Possible side effects: Increased risk of infections such as tuberculosis or fungal infections, reduced platelet counts, elevated liver enzymes, allergic reactions to IV infusions like chills or fever (rare), increased cholesterol levels, bowel perforations (rare). You’ll be tested for tuberculosis before you start this drug. You may need to have your cholesterol levels monitored, and prescribed medication if your cholesterol is too high. If you’ve had diverticulitis in the past, or if you notice bloody stool or abdominal pain, let your doctor know immediately.

Pulmonary Hypertension and Kidney Complications

People with scleroderma often develop serious forms of high blood pressure or hypertension that affect the lungs or kidneys. Medications that lower blood pressure may be prescribed to treat these complications.

Pulmonary hypertension affects as many as 40% of people with scleroderma. It can happen in both limited and systemic scleroderma.

Pulmonary hypertension is high blood pressure in the vessels in your lungs. You may notice shortness of breath, especially during any type of activity, as well as fainting and discomfort in your chest.

In pulmonary hypertension, blood vessels may become narrowed or constricted. Medications can help open up your blood vessels to increase blood flow in your lungs, and to reduce stress on your heart when it pumps blood to deliver oxygen to your lungs. These treatments can lower that blood pressure in your lungs and relieve your symptoms.

Pulmonary hypertension medications include:

  • Ambrisentan, bosentan and macitentan
  • Sildenafil and tadalafil (also used to treat Raynaud’s, above)
  • Epoprostenol, iloprost, tresprostinil
  • Selexipag and riociguat, which are newer medications currently being studied as possible treatments for pulmonary hypertension

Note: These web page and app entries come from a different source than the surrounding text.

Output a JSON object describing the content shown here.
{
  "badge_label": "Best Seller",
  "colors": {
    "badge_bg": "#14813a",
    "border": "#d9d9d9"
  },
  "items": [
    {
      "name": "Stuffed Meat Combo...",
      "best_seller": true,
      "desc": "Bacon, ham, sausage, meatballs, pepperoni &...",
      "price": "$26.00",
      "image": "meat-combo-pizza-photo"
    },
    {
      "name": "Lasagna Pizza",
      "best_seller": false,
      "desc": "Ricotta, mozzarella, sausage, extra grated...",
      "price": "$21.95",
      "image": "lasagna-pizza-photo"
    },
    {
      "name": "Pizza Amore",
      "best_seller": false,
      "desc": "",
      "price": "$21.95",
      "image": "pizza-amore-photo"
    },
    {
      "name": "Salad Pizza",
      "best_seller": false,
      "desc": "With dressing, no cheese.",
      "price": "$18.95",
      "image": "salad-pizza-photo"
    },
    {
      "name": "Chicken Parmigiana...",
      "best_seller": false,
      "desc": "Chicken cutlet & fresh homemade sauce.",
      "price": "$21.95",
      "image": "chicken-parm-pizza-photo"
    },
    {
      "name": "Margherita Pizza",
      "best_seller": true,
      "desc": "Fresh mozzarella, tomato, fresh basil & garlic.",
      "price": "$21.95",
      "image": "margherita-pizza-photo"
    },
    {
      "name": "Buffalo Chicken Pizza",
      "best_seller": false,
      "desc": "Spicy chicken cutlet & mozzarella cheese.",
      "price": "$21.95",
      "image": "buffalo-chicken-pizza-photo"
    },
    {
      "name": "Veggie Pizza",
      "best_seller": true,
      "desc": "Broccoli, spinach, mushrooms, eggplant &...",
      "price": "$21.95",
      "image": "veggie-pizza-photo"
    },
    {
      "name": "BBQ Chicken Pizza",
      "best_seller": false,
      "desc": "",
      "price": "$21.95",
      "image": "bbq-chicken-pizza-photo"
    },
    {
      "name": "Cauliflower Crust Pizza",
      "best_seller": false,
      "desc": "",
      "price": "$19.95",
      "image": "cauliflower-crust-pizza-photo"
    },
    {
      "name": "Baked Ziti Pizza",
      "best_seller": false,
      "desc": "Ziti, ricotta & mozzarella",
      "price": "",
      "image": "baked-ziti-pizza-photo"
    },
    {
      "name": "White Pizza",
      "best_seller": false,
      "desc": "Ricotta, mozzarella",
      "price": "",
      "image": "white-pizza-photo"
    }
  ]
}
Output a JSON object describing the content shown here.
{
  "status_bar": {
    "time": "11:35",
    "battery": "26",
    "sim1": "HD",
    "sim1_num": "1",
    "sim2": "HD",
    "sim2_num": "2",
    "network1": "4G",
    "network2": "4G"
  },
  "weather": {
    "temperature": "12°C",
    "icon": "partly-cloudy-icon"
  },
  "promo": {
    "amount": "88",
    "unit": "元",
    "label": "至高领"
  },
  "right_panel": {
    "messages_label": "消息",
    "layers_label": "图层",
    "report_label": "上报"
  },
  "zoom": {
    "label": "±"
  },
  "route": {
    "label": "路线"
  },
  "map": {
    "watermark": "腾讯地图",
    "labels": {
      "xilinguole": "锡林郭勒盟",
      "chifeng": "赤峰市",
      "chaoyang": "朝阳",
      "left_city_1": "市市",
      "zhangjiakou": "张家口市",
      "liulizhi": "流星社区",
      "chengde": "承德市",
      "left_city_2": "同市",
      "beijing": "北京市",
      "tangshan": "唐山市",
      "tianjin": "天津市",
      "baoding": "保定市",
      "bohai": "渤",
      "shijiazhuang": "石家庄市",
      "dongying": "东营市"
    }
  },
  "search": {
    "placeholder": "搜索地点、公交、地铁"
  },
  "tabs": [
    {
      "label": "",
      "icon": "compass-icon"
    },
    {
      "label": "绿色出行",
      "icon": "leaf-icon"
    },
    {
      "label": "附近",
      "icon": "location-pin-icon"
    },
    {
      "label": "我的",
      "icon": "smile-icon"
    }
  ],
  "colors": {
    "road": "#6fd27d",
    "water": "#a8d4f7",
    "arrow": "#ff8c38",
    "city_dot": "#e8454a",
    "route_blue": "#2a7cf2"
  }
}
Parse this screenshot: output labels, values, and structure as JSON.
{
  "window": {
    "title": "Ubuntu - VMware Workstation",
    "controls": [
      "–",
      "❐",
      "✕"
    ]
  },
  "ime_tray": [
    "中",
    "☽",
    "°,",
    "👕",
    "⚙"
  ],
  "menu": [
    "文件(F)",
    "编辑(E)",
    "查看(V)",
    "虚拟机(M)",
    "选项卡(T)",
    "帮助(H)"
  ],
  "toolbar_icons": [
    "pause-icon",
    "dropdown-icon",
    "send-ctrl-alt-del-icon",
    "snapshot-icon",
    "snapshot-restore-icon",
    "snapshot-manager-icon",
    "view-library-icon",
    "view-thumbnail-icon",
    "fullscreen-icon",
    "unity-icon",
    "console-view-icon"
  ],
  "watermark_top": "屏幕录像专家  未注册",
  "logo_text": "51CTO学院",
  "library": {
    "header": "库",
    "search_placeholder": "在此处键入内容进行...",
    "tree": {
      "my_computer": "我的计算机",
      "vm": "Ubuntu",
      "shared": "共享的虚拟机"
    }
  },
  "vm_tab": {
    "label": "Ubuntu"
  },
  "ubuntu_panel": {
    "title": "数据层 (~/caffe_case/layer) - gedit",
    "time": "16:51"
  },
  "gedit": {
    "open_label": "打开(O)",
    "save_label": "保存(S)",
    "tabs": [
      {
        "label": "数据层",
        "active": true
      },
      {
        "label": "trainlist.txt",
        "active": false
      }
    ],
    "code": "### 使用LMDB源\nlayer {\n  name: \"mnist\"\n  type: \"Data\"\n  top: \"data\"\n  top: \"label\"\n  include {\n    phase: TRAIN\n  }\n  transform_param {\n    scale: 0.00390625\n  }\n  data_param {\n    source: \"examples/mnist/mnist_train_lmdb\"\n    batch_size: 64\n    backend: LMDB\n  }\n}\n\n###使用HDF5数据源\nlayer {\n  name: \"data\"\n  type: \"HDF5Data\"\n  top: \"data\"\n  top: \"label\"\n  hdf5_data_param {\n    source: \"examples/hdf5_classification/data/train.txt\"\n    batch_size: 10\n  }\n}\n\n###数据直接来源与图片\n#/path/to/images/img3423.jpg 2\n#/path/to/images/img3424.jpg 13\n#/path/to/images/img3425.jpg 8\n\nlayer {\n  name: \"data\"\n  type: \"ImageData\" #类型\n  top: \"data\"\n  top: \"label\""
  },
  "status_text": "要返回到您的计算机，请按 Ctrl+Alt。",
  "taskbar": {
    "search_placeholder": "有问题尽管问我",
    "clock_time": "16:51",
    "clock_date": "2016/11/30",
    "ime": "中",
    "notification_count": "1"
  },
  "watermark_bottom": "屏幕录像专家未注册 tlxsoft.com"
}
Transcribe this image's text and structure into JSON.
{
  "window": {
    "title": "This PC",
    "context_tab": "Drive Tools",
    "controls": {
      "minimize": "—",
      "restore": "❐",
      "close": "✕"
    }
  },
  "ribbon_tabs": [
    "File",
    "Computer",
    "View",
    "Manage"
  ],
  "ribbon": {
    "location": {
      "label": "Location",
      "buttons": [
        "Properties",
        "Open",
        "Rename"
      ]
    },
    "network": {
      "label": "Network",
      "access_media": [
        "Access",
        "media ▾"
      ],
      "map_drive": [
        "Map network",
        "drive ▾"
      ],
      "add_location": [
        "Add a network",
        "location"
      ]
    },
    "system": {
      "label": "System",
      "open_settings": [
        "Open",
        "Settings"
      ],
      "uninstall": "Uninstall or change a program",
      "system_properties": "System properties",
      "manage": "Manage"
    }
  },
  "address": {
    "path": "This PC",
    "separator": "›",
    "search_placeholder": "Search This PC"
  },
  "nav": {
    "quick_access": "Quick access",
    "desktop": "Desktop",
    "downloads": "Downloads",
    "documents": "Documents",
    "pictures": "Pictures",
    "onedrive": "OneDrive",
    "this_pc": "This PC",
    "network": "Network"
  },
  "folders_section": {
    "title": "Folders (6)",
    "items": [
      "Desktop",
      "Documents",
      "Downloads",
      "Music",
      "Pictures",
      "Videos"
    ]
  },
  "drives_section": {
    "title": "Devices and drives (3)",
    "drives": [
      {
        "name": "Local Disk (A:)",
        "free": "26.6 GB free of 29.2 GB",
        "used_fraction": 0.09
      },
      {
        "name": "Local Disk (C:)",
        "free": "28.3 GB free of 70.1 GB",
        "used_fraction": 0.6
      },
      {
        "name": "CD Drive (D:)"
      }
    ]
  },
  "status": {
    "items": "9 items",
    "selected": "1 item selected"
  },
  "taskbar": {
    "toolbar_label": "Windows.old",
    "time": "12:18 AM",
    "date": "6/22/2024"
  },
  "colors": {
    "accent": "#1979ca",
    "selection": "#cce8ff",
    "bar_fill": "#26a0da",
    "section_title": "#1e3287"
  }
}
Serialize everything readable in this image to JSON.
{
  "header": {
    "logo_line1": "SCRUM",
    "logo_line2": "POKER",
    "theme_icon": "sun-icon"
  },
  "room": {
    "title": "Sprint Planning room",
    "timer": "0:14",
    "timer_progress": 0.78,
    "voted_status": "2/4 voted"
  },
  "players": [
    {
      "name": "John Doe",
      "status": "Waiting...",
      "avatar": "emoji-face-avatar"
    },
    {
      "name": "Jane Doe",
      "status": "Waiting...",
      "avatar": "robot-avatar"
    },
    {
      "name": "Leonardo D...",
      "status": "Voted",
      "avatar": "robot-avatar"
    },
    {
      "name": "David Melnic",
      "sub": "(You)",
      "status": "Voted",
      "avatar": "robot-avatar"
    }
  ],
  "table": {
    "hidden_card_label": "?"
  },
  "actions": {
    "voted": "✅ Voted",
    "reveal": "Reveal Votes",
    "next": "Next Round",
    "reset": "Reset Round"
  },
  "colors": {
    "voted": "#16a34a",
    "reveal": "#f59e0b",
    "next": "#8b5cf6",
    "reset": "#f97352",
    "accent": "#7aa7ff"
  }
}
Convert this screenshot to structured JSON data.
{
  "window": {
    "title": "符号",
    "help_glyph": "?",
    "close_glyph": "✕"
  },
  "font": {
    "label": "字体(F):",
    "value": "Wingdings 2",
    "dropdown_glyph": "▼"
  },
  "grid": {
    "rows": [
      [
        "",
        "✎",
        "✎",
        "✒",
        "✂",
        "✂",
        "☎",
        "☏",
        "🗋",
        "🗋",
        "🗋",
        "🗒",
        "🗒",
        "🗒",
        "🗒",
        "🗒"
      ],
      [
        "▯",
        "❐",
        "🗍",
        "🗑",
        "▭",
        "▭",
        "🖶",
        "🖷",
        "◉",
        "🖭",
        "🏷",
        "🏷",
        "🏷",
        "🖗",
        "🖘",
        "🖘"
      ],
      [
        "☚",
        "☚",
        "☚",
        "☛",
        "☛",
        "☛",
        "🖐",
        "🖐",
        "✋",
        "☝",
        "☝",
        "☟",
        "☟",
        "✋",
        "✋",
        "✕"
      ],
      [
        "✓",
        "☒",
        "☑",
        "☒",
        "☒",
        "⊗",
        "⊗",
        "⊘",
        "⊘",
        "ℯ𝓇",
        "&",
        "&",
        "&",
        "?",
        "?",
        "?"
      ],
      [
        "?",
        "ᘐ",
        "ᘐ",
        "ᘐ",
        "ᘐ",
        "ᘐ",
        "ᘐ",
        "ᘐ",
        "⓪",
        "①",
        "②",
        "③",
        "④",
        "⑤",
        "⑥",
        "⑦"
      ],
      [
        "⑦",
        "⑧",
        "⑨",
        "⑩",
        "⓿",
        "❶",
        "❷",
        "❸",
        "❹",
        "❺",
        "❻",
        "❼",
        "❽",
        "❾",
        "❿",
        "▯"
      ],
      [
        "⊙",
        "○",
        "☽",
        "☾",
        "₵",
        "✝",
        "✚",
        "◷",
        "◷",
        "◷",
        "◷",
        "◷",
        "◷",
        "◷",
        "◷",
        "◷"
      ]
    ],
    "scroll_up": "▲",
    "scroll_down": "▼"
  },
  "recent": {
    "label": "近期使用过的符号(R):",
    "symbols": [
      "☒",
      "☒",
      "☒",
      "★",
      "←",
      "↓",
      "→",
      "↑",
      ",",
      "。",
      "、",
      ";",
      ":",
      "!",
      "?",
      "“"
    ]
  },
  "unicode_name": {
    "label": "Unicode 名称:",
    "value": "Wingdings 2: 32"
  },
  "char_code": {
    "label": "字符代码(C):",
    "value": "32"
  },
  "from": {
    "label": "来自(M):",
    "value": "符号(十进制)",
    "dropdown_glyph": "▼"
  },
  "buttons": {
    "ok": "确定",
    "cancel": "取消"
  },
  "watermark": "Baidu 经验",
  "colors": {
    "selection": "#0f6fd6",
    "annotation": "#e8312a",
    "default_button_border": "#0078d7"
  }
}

Kidney complications with scleroderma can be very serious, even life-threatening. Usually, only people with diffuse scleroderma develop renal crisis or other serious kidney complications. It’s rare in people with limited scleroderma.

If you develop scleroderma renal crisis, blood vessels in your kidneys spasm and your blood pressure can become very high. You’ll be admitted to the hospital for aggressive treatment to lower your blood pressure, prevent kidney injury, and save your organs.

Captopril, an angiotensin-converting enzyme (ACE) inhibitor, is used to treat scleroderma renal crisis and lower your blood pressure in the hospital. Eventually, your doctor will switch you to another blood pressure medicine, such as other ACE inhibitors like lisinopril or enalapril.

NSAIDs and steroids used to treat joint pain flare-ups may increase blood pressure as a side effect, so if you have scleroderma kidney complications, you may need to try other pain treatments.

Where to Start Find Your Path

No two scleroderma journeys are the same, but there are common experiences along the way. No matter where you, your child, or a loved one are in your journey, or the type of scleroderma, the National Scleroderma Foundation can help you find your best path.